[Opening RAW DATA section]

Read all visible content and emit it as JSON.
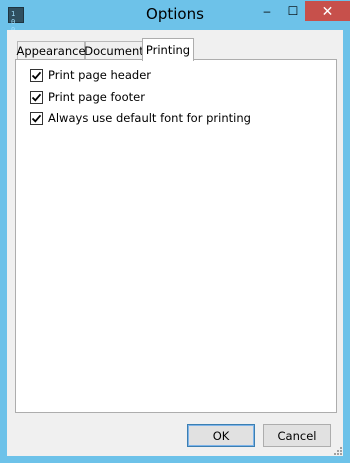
{
  "window": {
    "title": "Options",
    "app_icon_text": "1 0 0 1",
    "controls": {
      "minimize": "–",
      "maximize": "☐",
      "close": "✕"
    }
  },
  "tabs": [
    {
      "label": "Appearance",
      "active": false
    },
    {
      "label": "Document",
      "active": false
    },
    {
      "label": "Printing",
      "active": true
    }
  ],
  "printing": {
    "options": [
      {
        "label": "Print page header",
        "checked": true
      },
      {
        "label": "Print page footer",
        "checked": true
      },
      {
        "label": "Always use default font for printing",
        "checked": true
      }
    ]
  },
  "buttons": {
    "ok": "OK",
    "cancel": "Cancel"
  },
  "colors": {
    "frame": "#6dc2e9",
    "close_button": "#c7504b",
    "dialog_bg": "#f0f0f0",
    "panel_bg": "#ffffff"
  }
}
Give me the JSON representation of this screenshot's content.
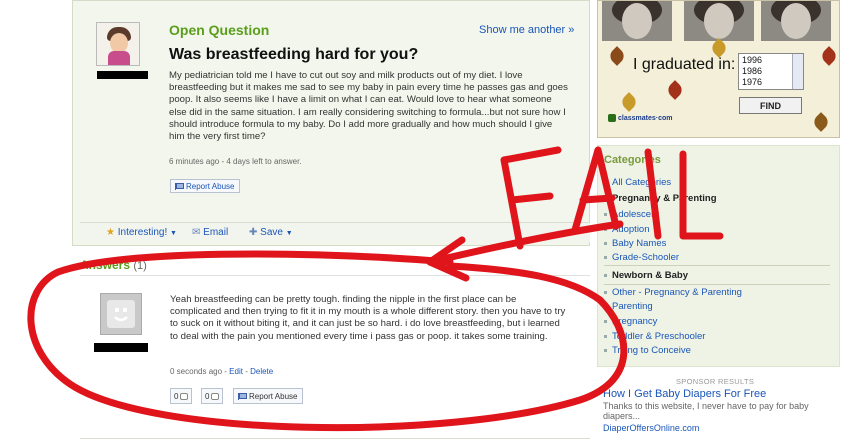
{
  "question": {
    "label": "Open Question",
    "show_another": "Show me another »",
    "title": "Was breastfeeding hard for you?",
    "body": "My pediatrician told me I have to cut out soy and milk products out of my diet. I love breastfeeding but it makes me sad to see my baby in pain every time he passes gas and goes poop. It also seems like I have a limit on what I can eat. Would love to hear what someone else did in the same situation. I am really considering switching to formula...but not sure how I should introduce formula to my baby. Do I add more gradually and how much should I give him the very first time?",
    "time": "6 minutes ago - 4 days left to answer.",
    "report_abuse": "Report Abuse"
  },
  "toolbar": {
    "interesting": "Interesting!",
    "email": "Email",
    "save": "Save"
  },
  "answers": {
    "heading": "Answers",
    "count": "(1)",
    "items": [
      {
        "body": "Yeah breastfeeding can be pretty tough. finding the nipple in the first place can be complicated and then trying to fit it in my mouth is a whole different story. then you have to try to suck on it without biting it, and it can just be so hard. i do love breastfeeding, but i learned to deal with the pain you mentioned every time i pass gas or poop. it takes some training.",
        "time": "0 seconds ago",
        "edit": "Edit",
        "delete": "Delete",
        "thumbs_up": "0",
        "thumbs_down": "0",
        "report_abuse": "Report Abuse"
      }
    ]
  },
  "ad": {
    "graduated_label": "I graduated in:",
    "years": [
      "1996",
      "1986",
      "1976"
    ],
    "find_button": "FIND",
    "brand": "classmates·com"
  },
  "categories": {
    "title": "Categories",
    "group1": [
      "All Categories",
      "Pregnancy & Parenting",
      "Adolescent",
      "Adoption",
      "Baby Names",
      "Grade-Schooler"
    ],
    "group2_title": "Newborn & Baby",
    "group2": [
      "Other - Pregnancy & Parenting",
      "Parenting",
      "Pregnancy",
      "Toddler & Preschooler",
      "Trying to Conceive"
    ]
  },
  "sponsor": {
    "label": "SPONSOR RESULTS",
    "title": "How I Get Baby Diapers For Free",
    "desc": "Thanks to this website, I never have to pay for baby diapers...",
    "url": "DiaperOffersOnline.com"
  },
  "overlay": {
    "text": "FAIL",
    "color": "#e0141b"
  },
  "colors": {
    "accent_green": "#5a9e1c",
    "link_blue": "#1a56b8"
  }
}
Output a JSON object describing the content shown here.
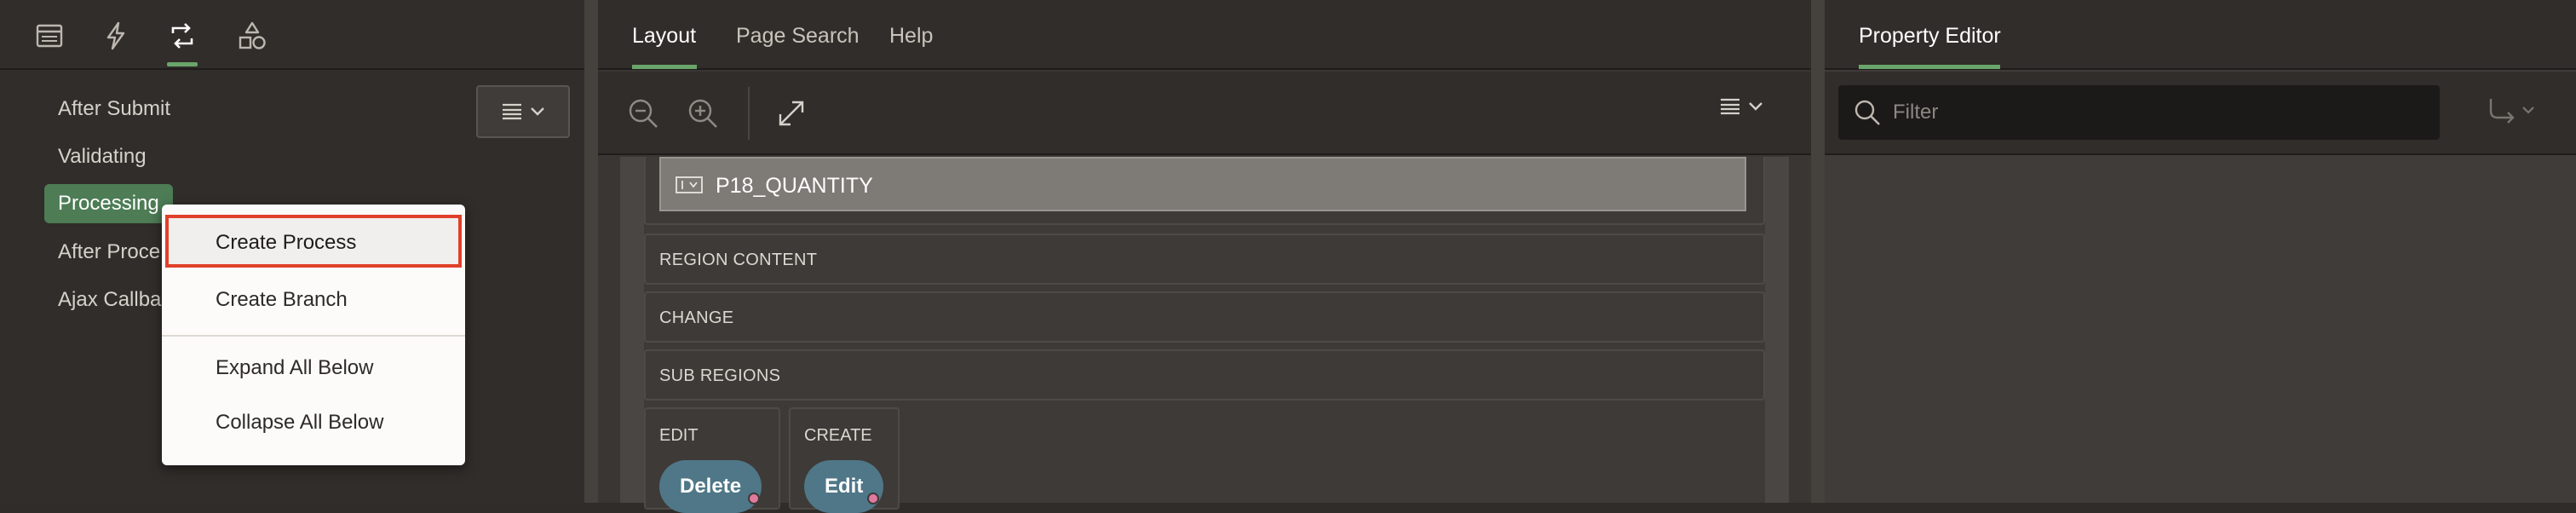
{
  "left": {
    "tree_items": [
      "After Submit",
      "Validating",
      "Processing",
      "After Proce",
      "Ajax Callba"
    ],
    "context_menu": {
      "items": [
        "Create Process",
        "Create Branch",
        "Expand All Below",
        "Collapse All Below"
      ]
    }
  },
  "center": {
    "tabs": [
      "Layout",
      "Page Search",
      "Help"
    ],
    "item_label": "P18_QUANTITY",
    "regions": [
      "REGION CONTENT",
      "CHANGE",
      "SUB REGIONS"
    ],
    "slots": [
      {
        "label": "EDIT",
        "button": "Delete"
      },
      {
        "label": "CREATE",
        "button": "Edit"
      }
    ]
  },
  "right": {
    "title": "Property Editor",
    "filter_placeholder": "Filter"
  },
  "colors": {
    "accent_green": "#6aa56a",
    "selected_bg": "#4d7c55",
    "highlight_border": "#e0402b",
    "button_blue": "#4f7788"
  }
}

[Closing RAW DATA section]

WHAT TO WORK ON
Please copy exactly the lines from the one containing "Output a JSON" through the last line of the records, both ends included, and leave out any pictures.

ANSWER BOX
Output a JSON object describing the content shown here.
{
  "left": {
    "tree_items": [
      "After Submit",
      "Validating",
      "Processing",
      "After Proce",
      "Ajax Callba"
    ],
    "context_menu": {
      "items": [
        "Create Process",
        "Create Branch",
        "Expand All Below",
        "Collapse All Below"
      ]
    }
  },
  "center": {
    "tabs": [
      "Layout",
      "Page Search",
      "Help"
    ],
    "item_label": "P18_QUANTITY",
    "regions": [
      "REGION CONTENT",
      "CHANGE",
      "SUB REGIONS"
    ],
    "slots": [
      {
        "label": "EDIT",
        "button": "Delete"
      },
      {
        "label": "CREATE",
        "button": "Edit"
      }
    ]
  },
  "right": {
    "title": "Property Editor",
    "filter_placeholder": "Filter"
  },
  "colors": {
    "accent_green": "#6aa56a",
    "selected_bg": "#4d7c55",
    "highlight_border": "#e0402b",
    "button_blue": "#4f7788"
  }
}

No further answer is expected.